Their presence was made apparent during the "Fangirls Run the World" panel, which was led by PAPER's own creative director Drew Elliott and focused on exploring the unique experience of queens that gain massive fanbases after appearing on Drag Race. After delving into a less-than-PG anecdote during a Sunday afternoon panel lead by PAPER Magazine's own Drew Elliott, Drag Race season 8 and 9 queen Cynthia Lee Fontaine asked for a show of hands of who in the room was a child. To her unfortunate shock, a sea of palms shot into the air. At "The Runway" (built to resemble the real one on the show), children also seemed to be the focus—even going as far as to instate an age limit that forbade anyone over the age of 15 from showing off their fierce struts.
Thinking about who I was as a person at that age (outgoing and social, sure, but definitely still closeted and very ashamed of some of my less-than-masculine interests), it was inspiring to see the way an event like this allowed these children to feel completely free—and, perhaps more importantly, safe. Building a space for these young people to embrace any and everything about themselves with no reservations—even if only for two days—is a huge, very important feat, and it elates me to think about how this powerful weekend could help them moving forward.
10-year-old Desmond Is Amazing, one of the young children in attendance
Over the course of the weekend, I never saw RuPaul himself. His fleeting appearances were a running gag at the event, with many staff and guests joking about the supposed "rare sightings" as if the drag legend was a literal unicorn instead of one of the most recognizable faces in show business. But what mattered about DragCon was less Ru's physical presence and, more, his aura, which was felt in every nook and cranny.

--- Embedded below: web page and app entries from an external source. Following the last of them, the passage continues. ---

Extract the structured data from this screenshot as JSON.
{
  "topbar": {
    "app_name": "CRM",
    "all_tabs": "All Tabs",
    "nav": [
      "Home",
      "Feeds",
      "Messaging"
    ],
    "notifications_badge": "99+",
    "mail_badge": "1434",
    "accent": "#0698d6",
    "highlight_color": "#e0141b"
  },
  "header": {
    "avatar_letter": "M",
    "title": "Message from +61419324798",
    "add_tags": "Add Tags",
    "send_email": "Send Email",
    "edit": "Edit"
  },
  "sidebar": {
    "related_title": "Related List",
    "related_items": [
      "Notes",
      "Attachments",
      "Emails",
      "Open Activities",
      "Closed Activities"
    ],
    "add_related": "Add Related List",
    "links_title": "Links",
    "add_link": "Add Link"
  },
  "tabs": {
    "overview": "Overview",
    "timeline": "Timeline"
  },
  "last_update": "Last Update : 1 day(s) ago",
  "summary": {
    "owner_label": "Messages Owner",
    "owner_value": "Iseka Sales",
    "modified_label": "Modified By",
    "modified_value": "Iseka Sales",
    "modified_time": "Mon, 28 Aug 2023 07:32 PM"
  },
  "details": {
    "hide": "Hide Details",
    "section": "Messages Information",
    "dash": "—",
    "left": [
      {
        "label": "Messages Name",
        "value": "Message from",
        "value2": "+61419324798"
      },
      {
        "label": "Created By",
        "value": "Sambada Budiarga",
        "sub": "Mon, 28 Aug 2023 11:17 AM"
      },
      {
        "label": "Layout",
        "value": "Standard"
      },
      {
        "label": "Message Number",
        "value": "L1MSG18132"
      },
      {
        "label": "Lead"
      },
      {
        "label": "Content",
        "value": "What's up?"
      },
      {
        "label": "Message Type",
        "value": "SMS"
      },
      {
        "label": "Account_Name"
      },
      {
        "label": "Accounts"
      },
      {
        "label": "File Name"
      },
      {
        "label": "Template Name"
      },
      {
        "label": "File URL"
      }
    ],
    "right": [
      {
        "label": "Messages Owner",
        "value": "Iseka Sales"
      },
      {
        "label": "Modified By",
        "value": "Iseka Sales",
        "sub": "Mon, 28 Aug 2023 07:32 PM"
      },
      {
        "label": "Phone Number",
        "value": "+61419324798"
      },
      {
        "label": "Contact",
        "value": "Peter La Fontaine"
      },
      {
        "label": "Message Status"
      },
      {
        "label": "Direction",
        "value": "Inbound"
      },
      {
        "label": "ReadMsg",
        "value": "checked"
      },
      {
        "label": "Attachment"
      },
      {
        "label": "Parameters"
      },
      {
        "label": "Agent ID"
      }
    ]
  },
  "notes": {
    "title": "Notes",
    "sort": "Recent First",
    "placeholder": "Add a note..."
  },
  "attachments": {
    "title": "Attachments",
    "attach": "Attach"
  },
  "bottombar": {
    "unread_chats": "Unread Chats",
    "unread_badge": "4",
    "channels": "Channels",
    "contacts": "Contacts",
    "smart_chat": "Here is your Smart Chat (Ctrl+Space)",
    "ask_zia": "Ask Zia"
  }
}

If you walked down any of those cleverly named aisles to the end, you would most likely end up in a carpeted area that doubled as a retrospective of some of RuPaul's most iconic looks on Drag Race. Stretched across the back wall and, though entry into the space was open to everyone, roped off with red velour stanchions, the area displayed a few key pieces from Ru's otherworldly wardrobe, including his polka-dotted pink suit, as well as the gorgeous painted Zaldy gown he wore in this season's episode with Kesha.
A retrospective of some of RuPaul's most iconic looks from the series
As I walked around this little museum of sorts, I tried to place each look—doing my best to remember when Ru wore it, and how she looked. It was hard (I think I managed to place maybe six or seven of the at least ten that were there), but I realized something as I did it. RuPaul's legacy transcends any singular element about his being—it's much more than his style, or even the charisma, uniqueness, nerve, and talent from which he's built an empire. The truth is, when all is said and done, we love RuPaul not as much for what he has done for himself, but for what he has done and continues to do for everyone else.
Even without RuPaul, DragCon—just like Drag Race itself—is carrying on that legacy.
There's really only one thing to say: Long live DragCon!